Choice Model Development in Practice
There are a few items that are useful to keep in mind when developing a choice model for use within a larger travel model framework that might not be applicable or on the radar for modelers developing specifications for use in research.
# Good Attributes
A good choice model usually has the following attributes:
- Practical to use
- Consistent with evidence and common sense
- Useful to researchers or decision-makers
- ...might not be the most statistically strong (in fact, it probably isn't)
Developing a choice model is as much art as it is science. This is especially true when developing a model that will be used in practice.
# Inputs are Forecastable
Can you (easily and reliably) forecast your independent variables?
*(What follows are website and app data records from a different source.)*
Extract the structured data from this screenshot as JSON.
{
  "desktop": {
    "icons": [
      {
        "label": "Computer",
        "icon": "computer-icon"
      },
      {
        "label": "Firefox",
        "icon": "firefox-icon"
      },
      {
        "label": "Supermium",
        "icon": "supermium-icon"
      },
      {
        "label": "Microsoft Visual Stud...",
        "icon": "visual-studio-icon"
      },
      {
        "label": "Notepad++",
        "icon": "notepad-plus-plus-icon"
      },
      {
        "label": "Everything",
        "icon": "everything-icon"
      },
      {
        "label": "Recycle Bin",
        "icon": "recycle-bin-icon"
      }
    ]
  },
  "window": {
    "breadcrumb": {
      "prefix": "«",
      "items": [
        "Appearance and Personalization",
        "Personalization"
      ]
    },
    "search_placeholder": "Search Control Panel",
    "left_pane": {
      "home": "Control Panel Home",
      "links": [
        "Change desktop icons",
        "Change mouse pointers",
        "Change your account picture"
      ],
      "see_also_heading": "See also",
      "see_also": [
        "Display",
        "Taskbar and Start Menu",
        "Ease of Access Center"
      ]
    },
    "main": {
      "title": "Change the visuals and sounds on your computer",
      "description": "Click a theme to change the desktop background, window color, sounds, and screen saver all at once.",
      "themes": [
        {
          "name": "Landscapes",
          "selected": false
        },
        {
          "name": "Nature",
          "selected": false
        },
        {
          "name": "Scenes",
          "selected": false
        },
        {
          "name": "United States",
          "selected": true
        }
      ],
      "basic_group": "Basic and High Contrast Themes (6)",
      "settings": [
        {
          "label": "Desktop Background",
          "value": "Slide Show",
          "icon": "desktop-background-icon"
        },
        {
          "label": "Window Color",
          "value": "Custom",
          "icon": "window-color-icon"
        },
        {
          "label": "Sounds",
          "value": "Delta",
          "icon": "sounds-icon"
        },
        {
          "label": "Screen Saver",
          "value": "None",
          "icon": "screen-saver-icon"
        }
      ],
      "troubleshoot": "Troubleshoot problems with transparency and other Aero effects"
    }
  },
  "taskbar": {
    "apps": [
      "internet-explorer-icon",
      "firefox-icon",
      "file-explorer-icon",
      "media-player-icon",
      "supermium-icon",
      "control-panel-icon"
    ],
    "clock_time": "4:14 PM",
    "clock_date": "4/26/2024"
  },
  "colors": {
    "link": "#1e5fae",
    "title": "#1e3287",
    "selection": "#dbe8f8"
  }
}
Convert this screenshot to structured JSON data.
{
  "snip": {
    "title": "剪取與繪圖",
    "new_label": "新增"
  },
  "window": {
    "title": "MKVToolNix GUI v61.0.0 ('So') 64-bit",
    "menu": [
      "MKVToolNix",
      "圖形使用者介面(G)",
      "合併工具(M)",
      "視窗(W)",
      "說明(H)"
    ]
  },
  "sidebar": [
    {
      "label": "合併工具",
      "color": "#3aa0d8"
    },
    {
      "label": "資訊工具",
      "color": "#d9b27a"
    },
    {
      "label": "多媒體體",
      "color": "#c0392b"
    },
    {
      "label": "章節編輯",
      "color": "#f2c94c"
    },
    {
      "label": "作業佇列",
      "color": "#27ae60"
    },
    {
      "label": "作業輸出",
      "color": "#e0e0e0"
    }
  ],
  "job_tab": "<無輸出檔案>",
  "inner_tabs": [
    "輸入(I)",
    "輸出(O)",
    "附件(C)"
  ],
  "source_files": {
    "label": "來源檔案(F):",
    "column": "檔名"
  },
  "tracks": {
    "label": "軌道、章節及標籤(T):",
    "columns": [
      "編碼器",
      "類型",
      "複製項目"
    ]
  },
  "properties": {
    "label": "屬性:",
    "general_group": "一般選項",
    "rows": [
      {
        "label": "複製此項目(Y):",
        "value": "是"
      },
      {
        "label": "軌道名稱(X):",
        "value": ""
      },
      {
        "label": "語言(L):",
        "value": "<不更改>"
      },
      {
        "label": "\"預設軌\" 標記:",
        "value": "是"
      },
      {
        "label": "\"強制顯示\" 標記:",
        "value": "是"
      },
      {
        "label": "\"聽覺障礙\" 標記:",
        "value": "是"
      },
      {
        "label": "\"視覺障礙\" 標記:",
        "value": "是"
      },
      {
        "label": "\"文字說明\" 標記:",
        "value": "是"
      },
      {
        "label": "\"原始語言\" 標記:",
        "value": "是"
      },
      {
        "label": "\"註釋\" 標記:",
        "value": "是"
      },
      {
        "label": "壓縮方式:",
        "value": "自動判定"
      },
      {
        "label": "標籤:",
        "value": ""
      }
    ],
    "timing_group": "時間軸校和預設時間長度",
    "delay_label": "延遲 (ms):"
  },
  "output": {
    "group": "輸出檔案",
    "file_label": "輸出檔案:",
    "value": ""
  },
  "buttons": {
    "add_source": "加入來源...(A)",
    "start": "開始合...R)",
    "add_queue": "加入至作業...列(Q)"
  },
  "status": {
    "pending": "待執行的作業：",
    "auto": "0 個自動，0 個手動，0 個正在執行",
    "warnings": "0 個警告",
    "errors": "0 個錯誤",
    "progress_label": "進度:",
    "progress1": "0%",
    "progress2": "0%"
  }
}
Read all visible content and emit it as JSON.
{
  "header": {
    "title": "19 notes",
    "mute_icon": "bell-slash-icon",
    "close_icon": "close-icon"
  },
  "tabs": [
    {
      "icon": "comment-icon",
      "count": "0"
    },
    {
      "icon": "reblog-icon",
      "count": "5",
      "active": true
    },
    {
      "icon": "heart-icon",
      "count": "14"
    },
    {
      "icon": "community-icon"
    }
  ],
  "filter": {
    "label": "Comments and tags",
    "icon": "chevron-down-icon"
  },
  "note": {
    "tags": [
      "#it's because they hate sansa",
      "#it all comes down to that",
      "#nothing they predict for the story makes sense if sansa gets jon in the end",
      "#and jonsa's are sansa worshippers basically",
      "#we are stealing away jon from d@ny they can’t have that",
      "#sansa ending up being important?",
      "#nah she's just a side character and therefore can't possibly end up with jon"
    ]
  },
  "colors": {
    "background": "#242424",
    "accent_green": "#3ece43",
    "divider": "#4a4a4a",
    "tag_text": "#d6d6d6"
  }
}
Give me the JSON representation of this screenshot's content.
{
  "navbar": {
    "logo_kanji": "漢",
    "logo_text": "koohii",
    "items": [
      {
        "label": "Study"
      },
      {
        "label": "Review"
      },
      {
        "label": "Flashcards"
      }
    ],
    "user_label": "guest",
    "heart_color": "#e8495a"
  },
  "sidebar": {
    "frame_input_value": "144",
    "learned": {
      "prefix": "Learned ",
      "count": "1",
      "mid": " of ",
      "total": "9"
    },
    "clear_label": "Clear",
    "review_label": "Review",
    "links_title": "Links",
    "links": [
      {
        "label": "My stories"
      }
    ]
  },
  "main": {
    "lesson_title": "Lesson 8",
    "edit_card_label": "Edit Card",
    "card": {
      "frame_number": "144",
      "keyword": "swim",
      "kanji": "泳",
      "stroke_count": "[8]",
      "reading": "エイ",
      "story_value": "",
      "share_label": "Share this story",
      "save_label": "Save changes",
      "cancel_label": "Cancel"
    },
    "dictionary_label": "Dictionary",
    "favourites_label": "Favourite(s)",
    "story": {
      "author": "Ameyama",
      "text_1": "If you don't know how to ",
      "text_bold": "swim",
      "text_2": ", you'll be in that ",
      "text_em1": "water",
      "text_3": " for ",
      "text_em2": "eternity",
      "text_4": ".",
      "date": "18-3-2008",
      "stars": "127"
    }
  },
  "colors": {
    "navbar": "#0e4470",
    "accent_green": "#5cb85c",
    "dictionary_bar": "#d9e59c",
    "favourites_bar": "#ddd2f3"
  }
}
Possibly suspect/difficult variables:
- [ = f( Yelp Scores)
- Residential Location Choice = f ( School Quality)
- Bike Utility = f(potholes)
- Walk Utility = f(violent crime)
Remember: Garbage In Garbage Out
# Do mechanics work with your travel model?
Are these variables "available to you" in your model system?
- Person/HH/trip level (easier in microsimulation framework)
- LOS variables (çan you 'skim' them?)
Does adding this variable significantly contribute to run time, memory, or storage requirements?
# Use Common Sense
If your findings are inconsistent with past research, common sense, and anecdotal evidence, you have done one of the following:
- Made a discovery (yay!)
- Come across a statistical anomaly (annoying…)
- Poorly specified your variable (bad!)
Possible questions to help you differentiate garbage from discovery:
- can you talk about your finding with a straight face?
- can you tell a story?
- are there underlying missing variables?
- are there multiple variables obscuring each other?
- is the sample robust enough?
Example Model Revision:
"Does [ whatever specification you are considering] have valid and relevant sensitivities?"
"…will it make sense and will anybody care?"
# Is Your Model Specification Valid?
Possible Model: : Transit utility increases with TAZ population
Incorrect Implication: : We can increase transit usage by making our TAZs larger
Better Model (find the real cause): : Transit utility increases with shorter walk access distances and more frequent transit service (which happen to be common in dense areas with high TAZ populations)
Possible Model: : Bike LOS increases as the average traffic / lane at an intersection decreases
Incorrect Implication: : We can get more people to bike by widening roads at intersections
Better Model (find the real cause): : Bike LOS increases as conflicts with cars decrease
# Is Your Model Specification Relevant?
"What questions are you trying to answer?"
Make sure you have the sensitivity you need to answer your boss's boss's questions.
Example are parking maximums the next hot political battle in your region? make sure you have parking competitiveness in your models!